[Input data Boundary: Start]
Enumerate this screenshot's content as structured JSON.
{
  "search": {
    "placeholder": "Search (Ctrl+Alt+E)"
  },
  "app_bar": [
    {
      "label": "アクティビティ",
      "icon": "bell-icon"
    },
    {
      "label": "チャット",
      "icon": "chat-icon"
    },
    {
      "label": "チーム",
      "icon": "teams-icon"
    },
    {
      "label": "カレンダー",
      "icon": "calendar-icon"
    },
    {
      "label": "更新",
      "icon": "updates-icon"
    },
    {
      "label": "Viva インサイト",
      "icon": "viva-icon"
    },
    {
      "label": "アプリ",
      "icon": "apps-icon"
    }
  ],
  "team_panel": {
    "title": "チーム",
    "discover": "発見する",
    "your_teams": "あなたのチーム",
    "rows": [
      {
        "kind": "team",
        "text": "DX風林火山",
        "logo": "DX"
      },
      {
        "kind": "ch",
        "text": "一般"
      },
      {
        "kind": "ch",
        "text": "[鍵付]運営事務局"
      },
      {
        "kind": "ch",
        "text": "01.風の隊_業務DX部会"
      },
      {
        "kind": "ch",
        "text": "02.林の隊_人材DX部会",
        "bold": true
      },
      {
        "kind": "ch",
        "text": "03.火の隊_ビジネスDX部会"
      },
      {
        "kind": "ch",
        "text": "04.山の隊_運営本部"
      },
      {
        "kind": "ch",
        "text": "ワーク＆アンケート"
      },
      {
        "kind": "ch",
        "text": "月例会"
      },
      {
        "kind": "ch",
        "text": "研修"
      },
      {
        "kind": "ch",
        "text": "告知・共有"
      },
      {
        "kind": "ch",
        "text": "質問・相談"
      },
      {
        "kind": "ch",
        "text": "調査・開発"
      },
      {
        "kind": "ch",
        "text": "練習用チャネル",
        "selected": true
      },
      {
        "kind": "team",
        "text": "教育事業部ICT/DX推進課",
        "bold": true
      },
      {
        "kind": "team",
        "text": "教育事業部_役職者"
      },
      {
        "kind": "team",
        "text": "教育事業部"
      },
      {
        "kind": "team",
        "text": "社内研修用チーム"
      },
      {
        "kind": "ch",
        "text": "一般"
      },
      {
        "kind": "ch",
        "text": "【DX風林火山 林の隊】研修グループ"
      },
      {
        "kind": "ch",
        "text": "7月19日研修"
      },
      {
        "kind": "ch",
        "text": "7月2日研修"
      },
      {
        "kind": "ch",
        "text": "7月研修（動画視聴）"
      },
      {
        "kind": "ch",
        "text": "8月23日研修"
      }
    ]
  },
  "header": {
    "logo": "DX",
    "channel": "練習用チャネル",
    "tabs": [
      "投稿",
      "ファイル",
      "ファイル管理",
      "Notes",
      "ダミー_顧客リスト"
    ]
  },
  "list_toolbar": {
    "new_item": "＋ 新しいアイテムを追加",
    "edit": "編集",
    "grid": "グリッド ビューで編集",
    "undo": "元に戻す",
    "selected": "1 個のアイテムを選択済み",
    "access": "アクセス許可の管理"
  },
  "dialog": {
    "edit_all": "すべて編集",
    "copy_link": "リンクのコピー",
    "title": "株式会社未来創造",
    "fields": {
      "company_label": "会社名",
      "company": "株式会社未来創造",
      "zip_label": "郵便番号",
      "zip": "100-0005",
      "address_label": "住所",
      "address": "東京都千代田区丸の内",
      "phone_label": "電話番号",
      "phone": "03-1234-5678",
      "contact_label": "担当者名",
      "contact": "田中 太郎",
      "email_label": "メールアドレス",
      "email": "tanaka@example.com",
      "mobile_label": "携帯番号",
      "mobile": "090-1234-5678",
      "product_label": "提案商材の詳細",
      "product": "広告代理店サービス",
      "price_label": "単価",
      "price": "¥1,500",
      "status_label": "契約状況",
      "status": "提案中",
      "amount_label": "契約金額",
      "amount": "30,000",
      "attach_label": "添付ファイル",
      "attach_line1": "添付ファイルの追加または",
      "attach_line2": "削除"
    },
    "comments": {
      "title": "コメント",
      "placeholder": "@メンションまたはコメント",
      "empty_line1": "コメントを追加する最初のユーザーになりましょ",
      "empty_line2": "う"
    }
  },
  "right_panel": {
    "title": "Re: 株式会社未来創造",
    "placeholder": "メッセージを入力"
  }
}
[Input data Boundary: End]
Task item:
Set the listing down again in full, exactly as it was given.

Result below:
Enumerate this screenshot's content as structured JSON.
{
  "search": {
    "placeholder": "Search (Ctrl+Alt+E)"
  },
  "app_bar": [
    {
      "label": "アクティビティ",
      "icon": "bell-icon"
    },
    {
      "label": "チャット",
      "icon": "chat-icon"
    },
    {
      "label": "チーム",
      "icon": "teams-icon"
    },
    {
      "label": "カレンダー",
      "icon": "calendar-icon"
    },
    {
      "label": "更新",
      "icon": "updates-icon"
    },
    {
      "label": "Viva インサイト",
      "icon": "viva-icon"
    },
    {
      "label": "アプリ",
      "icon": "apps-icon"
    }
  ],
  "team_panel": {
    "title": "チーム",
    "discover": "発見する",
    "your_teams": "あなたのチーム",
    "rows": [
      {
        "kind": "team",
        "text": "DX風林火山",
        "logo": "DX"
      },
      {
        "kind": "ch",
        "text": "一般"
      },
      {
        "kind": "ch",
        "text": "[鍵付]運営事務局"
      },
      {
        "kind": "ch",
        "text": "01.風の隊_業務DX部会"
      },
      {
        "kind": "ch",
        "text": "02.林の隊_人材DX部会",
        "bold": true
      },
      {
        "kind": "ch",
        "text": "03.火の隊_ビジネスDX部会"
      },
      {
        "kind": "ch",
        "text": "04.山の隊_運営本部"
      },
      {
        "kind": "ch",
        "text": "ワーク＆アンケート"
      },
      {
        "kind": "ch",
        "text": "月例会"
      },
      {
        "kind": "ch",
        "text": "研修"
      },
      {
        "kind": "ch",
        "text": "告知・共有"
      },
      {
        "kind": "ch",
        "text": "質問・相談"
      },
      {
        "kind": "ch",
        "text": "調査・開発"
      },
      {
        "kind": "ch",
        "text": "練習用チャネル",
        "selected": true
      },
      {
        "kind": "team",
        "text": "教育事業部ICT/DX推進課",
        "bold": true
      },
      {
        "kind": "team",
        "text": "教育事業部_役職者"
      },
      {
        "kind": "team",
        "text": "教育事業部"
      },
      {
        "kind": "team",
        "text": "社内研修用チーム"
      },
      {
        "kind": "ch",
        "text": "一般"
      },
      {
        "kind": "ch",
        "text": "【DX風林火山 林の隊】研修グループ"
      },
      {
        "kind": "ch",
        "text": "7月19日研修"
      },
      {
        "kind": "ch",
        "text": "7月2日研修"
      },
      {
        "kind": "ch",
        "text": "7月研修（動画視聴）"
      },
      {
        "kind": "ch",
        "text": "8月23日研修"
      }
    ]
  },
  "header": {
    "logo": "DX",
    "channel": "練習用チャネル",
    "tabs": [
      "投稿",
      "ファイル",
      "ファイル管理",
      "Notes",
      "ダミー_顧客リスト"
    ]
  },
  "list_toolbar": {
    "new_item": "＋ 新しいアイテムを追加",
    "edit": "編集",
    "grid": "グリッド ビューで編集",
    "undo": "元に戻す",
    "selected": "1 個のアイテムを選択済み",
    "access": "アクセス許可の管理"
  },
  "dialog": {
    "edit_all": "すべて編集",
    "copy_link": "リンクのコピー",
    "title": "株式会社未来創造",
    "fields": {
      "company_label": "会社名",
      "company": "株式会社未来創造",
      "zip_label": "郵便番号",
      "zip": "100-0005",
      "address_label": "住所",
      "address": "東京都千代田区丸の内",
      "phone_label": "電話番号",
      "phone": "03-1234-5678",
      "contact_label": "担当者名",
      "contact": "田中 太郎",
      "email_label": "メールアドレス",
      "email": "tanaka@example.com",
      "mobile_label": "携帯番号",
      "mobile": "090-1234-5678",
      "product_label": "提案商材の詳細",
      "product": "広告代理店サービス",
      "price_label": "単価",
      "price": "¥1,500",
      "status_label": "契約状況",
      "status": "提案中",
      "amount_label": "契約金額",
      "amount": "30,000",
      "attach_label": "添付ファイル",
      "attach_line1": "添付ファイルの追加または",
      "attach_line2": "削除"
    },
    "comments": {
      "title": "コメント",
      "placeholder": "@メンションまたはコメント",
      "empty_line1": "コメントを追加する最初のユーザーになりましょ",
      "empty_line2": "う"
    }
  },
  "right_panel": {
    "title": "Re: 株式会社未来創造",
    "placeholder": "メッセージを入力"
  }
}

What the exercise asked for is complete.